PROMPT:
Return all the lines below exactly as written. Drop every picture.

+++ EXTRACTED INFORMATION

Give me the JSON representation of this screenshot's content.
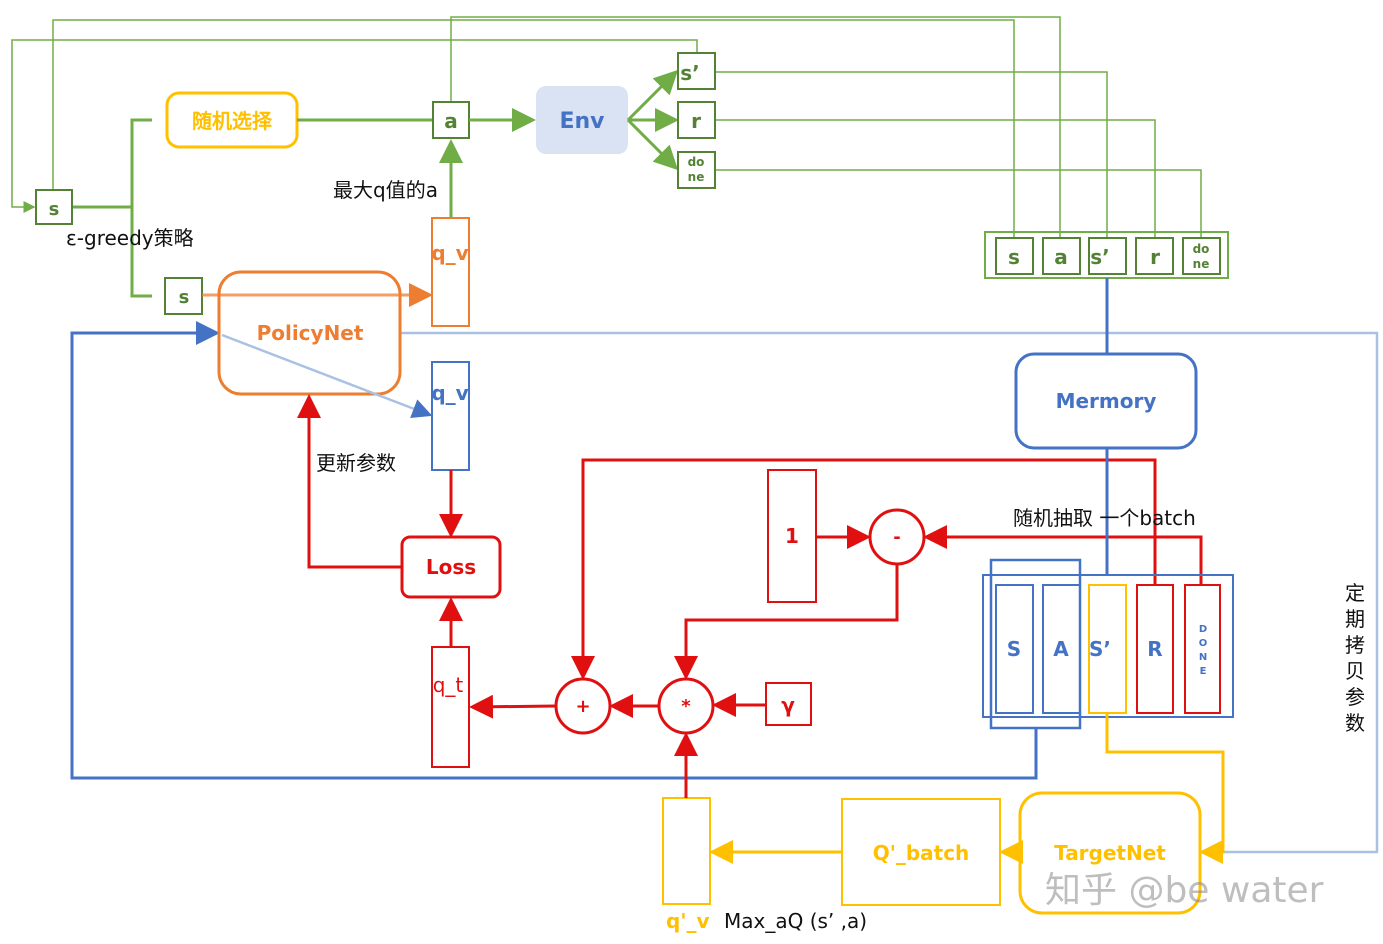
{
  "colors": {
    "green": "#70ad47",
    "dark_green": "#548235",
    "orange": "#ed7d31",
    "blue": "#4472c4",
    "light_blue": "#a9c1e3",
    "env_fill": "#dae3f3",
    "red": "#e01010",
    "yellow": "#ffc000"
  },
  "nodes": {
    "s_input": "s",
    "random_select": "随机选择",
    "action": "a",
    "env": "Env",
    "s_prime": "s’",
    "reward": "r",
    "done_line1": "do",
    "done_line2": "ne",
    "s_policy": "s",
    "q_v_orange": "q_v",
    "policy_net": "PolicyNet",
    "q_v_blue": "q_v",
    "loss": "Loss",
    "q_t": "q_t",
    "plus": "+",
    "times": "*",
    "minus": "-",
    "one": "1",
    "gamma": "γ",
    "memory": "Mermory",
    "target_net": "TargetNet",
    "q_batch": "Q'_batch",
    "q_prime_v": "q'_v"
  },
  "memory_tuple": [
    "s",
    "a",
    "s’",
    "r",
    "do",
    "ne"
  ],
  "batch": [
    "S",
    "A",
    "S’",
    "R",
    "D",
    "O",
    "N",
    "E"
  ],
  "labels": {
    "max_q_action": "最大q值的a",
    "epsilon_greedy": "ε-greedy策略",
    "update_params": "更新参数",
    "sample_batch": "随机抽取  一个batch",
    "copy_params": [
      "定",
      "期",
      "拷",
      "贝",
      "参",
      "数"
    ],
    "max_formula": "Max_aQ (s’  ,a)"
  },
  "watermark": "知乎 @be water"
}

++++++

EXERCISE RESULT:
Give me the JSON representation of this screenshot's content.
{
  "colors": {
    "green": "#70ad47",
    "dark_green": "#548235",
    "orange": "#ed7d31",
    "blue": "#4472c4",
    "light_blue": "#a9c1e3",
    "env_fill": "#dae3f3",
    "red": "#e01010",
    "yellow": "#ffc000"
  },
  "nodes": {
    "s_input": "s",
    "random_select": "随机选择",
    "action": "a",
    "env": "Env",
    "s_prime": "s’",
    "reward": "r",
    "done_line1": "do",
    "done_line2": "ne",
    "s_policy": "s",
    "q_v_orange": "q_v",
    "policy_net": "PolicyNet",
    "q_v_blue": "q_v",
    "loss": "Loss",
    "q_t": "q_t",
    "plus": "+",
    "times": "*",
    "minus": "-",
    "one": "1",
    "gamma": "γ",
    "memory": "Mermory",
    "target_net": "TargetNet",
    "q_batch": "Q'_batch",
    "q_prime_v": "q'_v"
  },
  "memory_tuple": [
    "s",
    "a",
    "s’",
    "r",
    "do",
    "ne"
  ],
  "batch": [
    "S",
    "A",
    "S’",
    "R",
    "D",
    "O",
    "N",
    "E"
  ],
  "labels": {
    "max_q_action": "最大q值的a",
    "epsilon_greedy": "ε-greedy策略",
    "update_params": "更新参数",
    "sample_batch": "随机抽取  一个batch",
    "copy_params": [
      "定",
      "期",
      "拷",
      "贝",
      "参",
      "数"
    ],
    "max_formula": "Max_aQ (s’  ,a)"
  },
  "watermark": "知乎 @be water"
}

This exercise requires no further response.